> **EXERCISE PROMPT**:
Determine how many lines in the entries contain the word "Moderate", and give that number with no other text.

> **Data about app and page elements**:
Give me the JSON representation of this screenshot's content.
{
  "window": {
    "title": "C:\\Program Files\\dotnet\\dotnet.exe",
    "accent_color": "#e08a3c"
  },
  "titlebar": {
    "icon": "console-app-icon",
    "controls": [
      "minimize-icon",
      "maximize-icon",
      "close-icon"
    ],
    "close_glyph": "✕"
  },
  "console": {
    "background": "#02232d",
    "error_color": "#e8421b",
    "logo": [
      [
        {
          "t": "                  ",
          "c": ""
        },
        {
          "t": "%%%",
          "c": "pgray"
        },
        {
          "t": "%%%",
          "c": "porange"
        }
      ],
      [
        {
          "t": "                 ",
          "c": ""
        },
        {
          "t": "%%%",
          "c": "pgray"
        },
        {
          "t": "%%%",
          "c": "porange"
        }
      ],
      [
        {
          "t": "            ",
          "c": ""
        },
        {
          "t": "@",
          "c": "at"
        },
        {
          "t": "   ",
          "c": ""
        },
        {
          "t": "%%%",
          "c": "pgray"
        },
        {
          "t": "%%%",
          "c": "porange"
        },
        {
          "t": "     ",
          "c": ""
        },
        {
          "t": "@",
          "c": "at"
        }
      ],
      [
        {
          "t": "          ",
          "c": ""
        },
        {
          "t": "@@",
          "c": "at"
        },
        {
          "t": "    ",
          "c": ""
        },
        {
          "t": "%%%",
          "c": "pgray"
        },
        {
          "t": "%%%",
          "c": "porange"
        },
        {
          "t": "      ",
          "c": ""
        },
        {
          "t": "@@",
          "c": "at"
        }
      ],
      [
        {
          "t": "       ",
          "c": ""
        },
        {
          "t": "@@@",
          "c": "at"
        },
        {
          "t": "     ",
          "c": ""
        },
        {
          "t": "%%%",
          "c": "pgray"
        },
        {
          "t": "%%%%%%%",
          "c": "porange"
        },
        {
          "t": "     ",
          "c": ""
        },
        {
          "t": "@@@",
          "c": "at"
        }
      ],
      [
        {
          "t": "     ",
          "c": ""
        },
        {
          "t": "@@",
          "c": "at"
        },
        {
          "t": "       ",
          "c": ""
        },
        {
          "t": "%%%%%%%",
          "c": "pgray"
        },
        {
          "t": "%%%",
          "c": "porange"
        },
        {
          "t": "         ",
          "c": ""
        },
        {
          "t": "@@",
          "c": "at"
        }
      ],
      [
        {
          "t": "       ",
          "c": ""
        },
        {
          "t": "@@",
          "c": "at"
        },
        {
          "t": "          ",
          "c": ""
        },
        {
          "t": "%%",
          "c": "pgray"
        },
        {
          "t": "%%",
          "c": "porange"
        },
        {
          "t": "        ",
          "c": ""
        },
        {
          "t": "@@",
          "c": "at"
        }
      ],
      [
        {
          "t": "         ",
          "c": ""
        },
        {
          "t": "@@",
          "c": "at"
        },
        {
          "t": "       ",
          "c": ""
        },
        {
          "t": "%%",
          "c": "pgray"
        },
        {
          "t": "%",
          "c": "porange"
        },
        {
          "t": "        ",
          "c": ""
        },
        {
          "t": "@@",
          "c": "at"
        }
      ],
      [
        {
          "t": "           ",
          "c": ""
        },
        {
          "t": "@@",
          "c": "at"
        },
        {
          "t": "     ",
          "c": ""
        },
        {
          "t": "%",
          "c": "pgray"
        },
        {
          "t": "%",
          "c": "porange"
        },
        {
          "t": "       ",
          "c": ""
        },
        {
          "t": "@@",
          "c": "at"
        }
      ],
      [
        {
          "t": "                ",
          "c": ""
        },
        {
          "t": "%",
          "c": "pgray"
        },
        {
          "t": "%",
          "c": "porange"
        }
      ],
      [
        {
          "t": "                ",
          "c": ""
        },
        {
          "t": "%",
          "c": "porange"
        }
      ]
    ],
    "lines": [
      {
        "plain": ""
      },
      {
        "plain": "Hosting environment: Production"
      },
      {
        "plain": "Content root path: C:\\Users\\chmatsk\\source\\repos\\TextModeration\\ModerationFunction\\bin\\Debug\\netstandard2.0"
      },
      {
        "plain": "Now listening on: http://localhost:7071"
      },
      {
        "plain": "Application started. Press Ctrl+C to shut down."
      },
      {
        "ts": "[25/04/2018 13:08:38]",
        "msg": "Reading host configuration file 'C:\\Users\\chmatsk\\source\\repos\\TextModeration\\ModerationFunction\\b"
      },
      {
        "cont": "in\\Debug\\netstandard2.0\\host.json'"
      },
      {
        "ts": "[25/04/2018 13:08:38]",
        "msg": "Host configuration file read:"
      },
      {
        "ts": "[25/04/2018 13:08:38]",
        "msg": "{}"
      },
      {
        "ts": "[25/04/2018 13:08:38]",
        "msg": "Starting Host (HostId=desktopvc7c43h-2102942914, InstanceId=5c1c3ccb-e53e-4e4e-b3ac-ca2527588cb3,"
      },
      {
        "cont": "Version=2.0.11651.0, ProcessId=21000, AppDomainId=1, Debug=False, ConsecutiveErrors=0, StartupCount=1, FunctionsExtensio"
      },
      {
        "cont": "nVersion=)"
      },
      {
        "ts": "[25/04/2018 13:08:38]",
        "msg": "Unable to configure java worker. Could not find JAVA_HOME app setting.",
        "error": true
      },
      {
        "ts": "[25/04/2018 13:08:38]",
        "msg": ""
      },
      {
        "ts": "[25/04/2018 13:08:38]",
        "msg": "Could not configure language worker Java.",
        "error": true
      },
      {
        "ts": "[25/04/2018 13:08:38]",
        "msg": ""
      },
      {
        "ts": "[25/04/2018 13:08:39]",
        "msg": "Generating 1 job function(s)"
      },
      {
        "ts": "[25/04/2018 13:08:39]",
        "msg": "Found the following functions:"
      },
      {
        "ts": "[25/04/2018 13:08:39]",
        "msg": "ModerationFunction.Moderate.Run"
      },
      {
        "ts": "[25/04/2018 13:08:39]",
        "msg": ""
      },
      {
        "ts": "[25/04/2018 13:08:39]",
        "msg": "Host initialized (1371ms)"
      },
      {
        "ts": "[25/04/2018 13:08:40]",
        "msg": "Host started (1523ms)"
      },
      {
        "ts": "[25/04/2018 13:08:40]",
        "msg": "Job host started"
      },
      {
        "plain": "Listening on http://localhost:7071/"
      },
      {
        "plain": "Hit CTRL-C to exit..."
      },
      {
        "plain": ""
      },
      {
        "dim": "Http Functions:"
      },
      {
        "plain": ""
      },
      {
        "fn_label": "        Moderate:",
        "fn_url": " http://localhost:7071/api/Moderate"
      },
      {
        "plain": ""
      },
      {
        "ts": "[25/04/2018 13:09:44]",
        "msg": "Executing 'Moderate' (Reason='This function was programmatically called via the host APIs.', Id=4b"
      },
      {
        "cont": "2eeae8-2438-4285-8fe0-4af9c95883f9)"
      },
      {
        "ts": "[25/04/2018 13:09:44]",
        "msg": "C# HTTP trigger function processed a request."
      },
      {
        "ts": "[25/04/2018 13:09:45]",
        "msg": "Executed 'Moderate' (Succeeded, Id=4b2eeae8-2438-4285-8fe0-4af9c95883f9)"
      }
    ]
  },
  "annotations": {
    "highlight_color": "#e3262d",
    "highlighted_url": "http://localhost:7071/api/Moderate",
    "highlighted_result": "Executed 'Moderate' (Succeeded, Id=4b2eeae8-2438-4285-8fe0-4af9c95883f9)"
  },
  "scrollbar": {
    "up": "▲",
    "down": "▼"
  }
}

> **ANSWER SECTION**:
7